▸ REQUIRED ACTION:
An exact copy of all the data is needed, with every picture left out.

▸ RECORDED INFORMATION:
*** Block opens ***
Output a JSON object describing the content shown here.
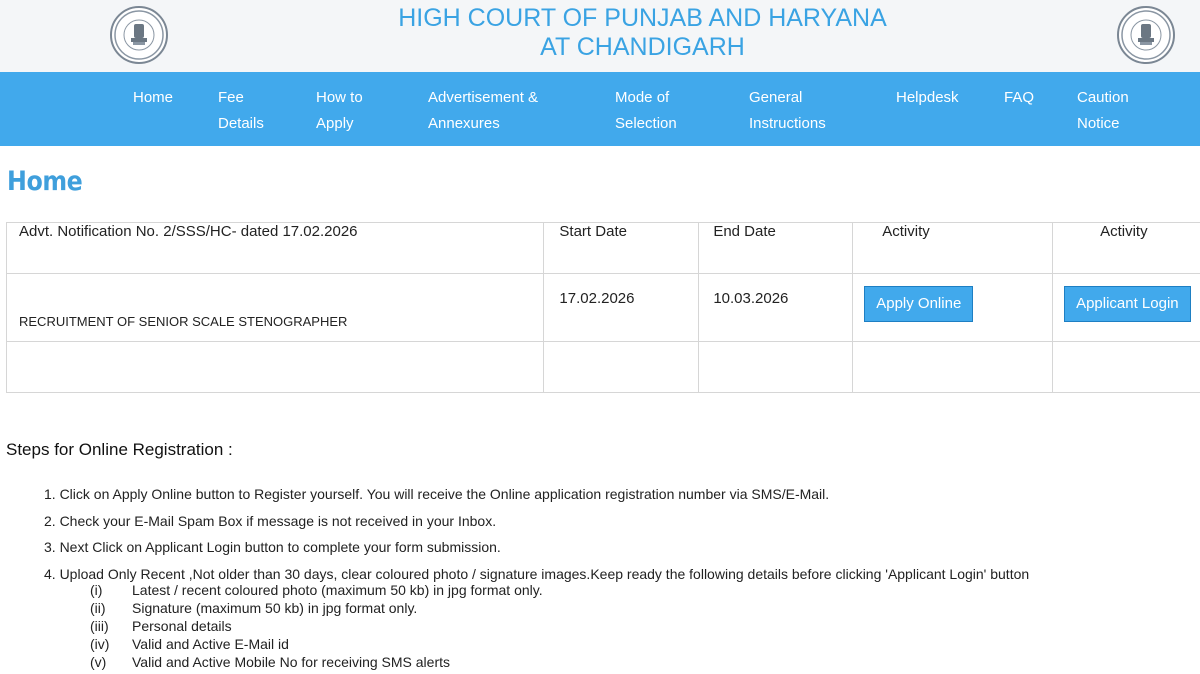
{
  "header": {
    "title_line1": "HIGH COURT OF PUNJAB AND HARYANA",
    "title_line2": "AT CHANDIGARH",
    "emblem_icon": "state-emblem-icon"
  },
  "colors": {
    "accent": "#41a9ec",
    "title": "#3aa3e3",
    "heading": "#3f9fdc",
    "header_bg": "#f4f6f8"
  },
  "nav": {
    "items": [
      {
        "label": "Home"
      },
      {
        "label": "Fee\nDetails"
      },
      {
        "label": "How to\nApply"
      },
      {
        "label": "Advertisement &\nAnnexures"
      },
      {
        "label": "Mode of\nSelection"
      },
      {
        "label": "General\nInstructions"
      },
      {
        "label": "Helpdesk"
      },
      {
        "label": "FAQ"
      },
      {
        "label": "Caution\nNotice"
      }
    ]
  },
  "page": {
    "heading": "Home"
  },
  "table": {
    "headers": [
      "Advt. Notification No. 2/SSS/HC- dated 17.02.2026",
      "Start Date",
      "End Date",
      "Activity",
      "Activity"
    ],
    "rows": [
      {
        "title": "RECRUITMENT OF  SENIOR SCALE STENOGRAPHER",
        "start_date": "17.02.2026",
        "end_date": "10.03.2026",
        "apply_label": "Apply Online",
        "login_label": "Applicant Login"
      }
    ]
  },
  "steps": {
    "title": "Steps for Online Registration :",
    "items": [
      "1. Click on Apply Online button to Register yourself. You will receive the Online application  registration number via SMS/E-Mail.",
      "2. Check your E-Mail Spam Box if message is not received in your Inbox.",
      "3. Next Click on Applicant Login button to complete your form submission.",
      "4. Upload Only Recent ,Not older than 30 days, clear coloured photo / signature images.Keep ready the following details before clicking 'Applicant Login' button"
    ],
    "sub_items": [
      {
        "num": "(i)",
        "text": "Latest / recent coloured photo (maximum 50 kb) in jpg format only."
      },
      {
        "num": "(ii)",
        "text": "Signature (maximum 50 kb) in jpg format only."
      },
      {
        "num": "(iii)",
        "text": "Personal details"
      },
      {
        "num": "(iv)",
        "text": "Valid and Active E-Mail id"
      },
      {
        "num": "(v)",
        "text": "Valid and Active Mobile No for receiving SMS alerts"
      }
    ]
  }
}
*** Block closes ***
▸ ANSWER TO THIS PROBLEM:
Output a JSON object describing the content shown here.
{
  "header": {
    "title_line1": "HIGH COURT OF PUNJAB AND HARYANA",
    "title_line2": "AT CHANDIGARH",
    "emblem_icon": "state-emblem-icon"
  },
  "colors": {
    "accent": "#41a9ec",
    "title": "#3aa3e3",
    "heading": "#3f9fdc",
    "header_bg": "#f4f6f8"
  },
  "nav": {
    "items": [
      {
        "label": "Home"
      },
      {
        "label": "Fee\nDetails"
      },
      {
        "label": "How to\nApply"
      },
      {
        "label": "Advertisement &\nAnnexures"
      },
      {
        "label": "Mode of\nSelection"
      },
      {
        "label": "General\nInstructions"
      },
      {
        "label": "Helpdesk"
      },
      {
        "label": "FAQ"
      },
      {
        "label": "Caution\nNotice"
      }
    ]
  },
  "page": {
    "heading": "Home"
  },
  "table": {
    "headers": [
      "Advt. Notification No. 2/SSS/HC- dated 17.02.2026",
      "Start Date",
      "End Date",
      "Activity",
      "Activity"
    ],
    "rows": [
      {
        "title": "RECRUITMENT OF  SENIOR SCALE STENOGRAPHER",
        "start_date": "17.02.2026",
        "end_date": "10.03.2026",
        "apply_label": "Apply Online",
        "login_label": "Applicant Login"
      }
    ]
  },
  "steps": {
    "title": "Steps for Online Registration :",
    "items": [
      "1. Click on Apply Online button to Register yourself. You will receive the Online application  registration number via SMS/E-Mail.",
      "2. Check your E-Mail Spam Box if message is not received in your Inbox.",
      "3. Next Click on Applicant Login button to complete your form submission.",
      "4. Upload Only Recent ,Not older than 30 days, clear coloured photo / signature images.Keep ready the following details before clicking 'Applicant Login' button"
    ],
    "sub_items": [
      {
        "num": "(i)",
        "text": "Latest / recent coloured photo (maximum 50 kb) in jpg format only."
      },
      {
        "num": "(ii)",
        "text": "Signature (maximum 50 kb) in jpg format only."
      },
      {
        "num": "(iii)",
        "text": "Personal details"
      },
      {
        "num": "(iv)",
        "text": "Valid and Active E-Mail id"
      },
      {
        "num": "(v)",
        "text": "Valid and Active Mobile No for receiving SMS alerts"
      }
    ]
  }
}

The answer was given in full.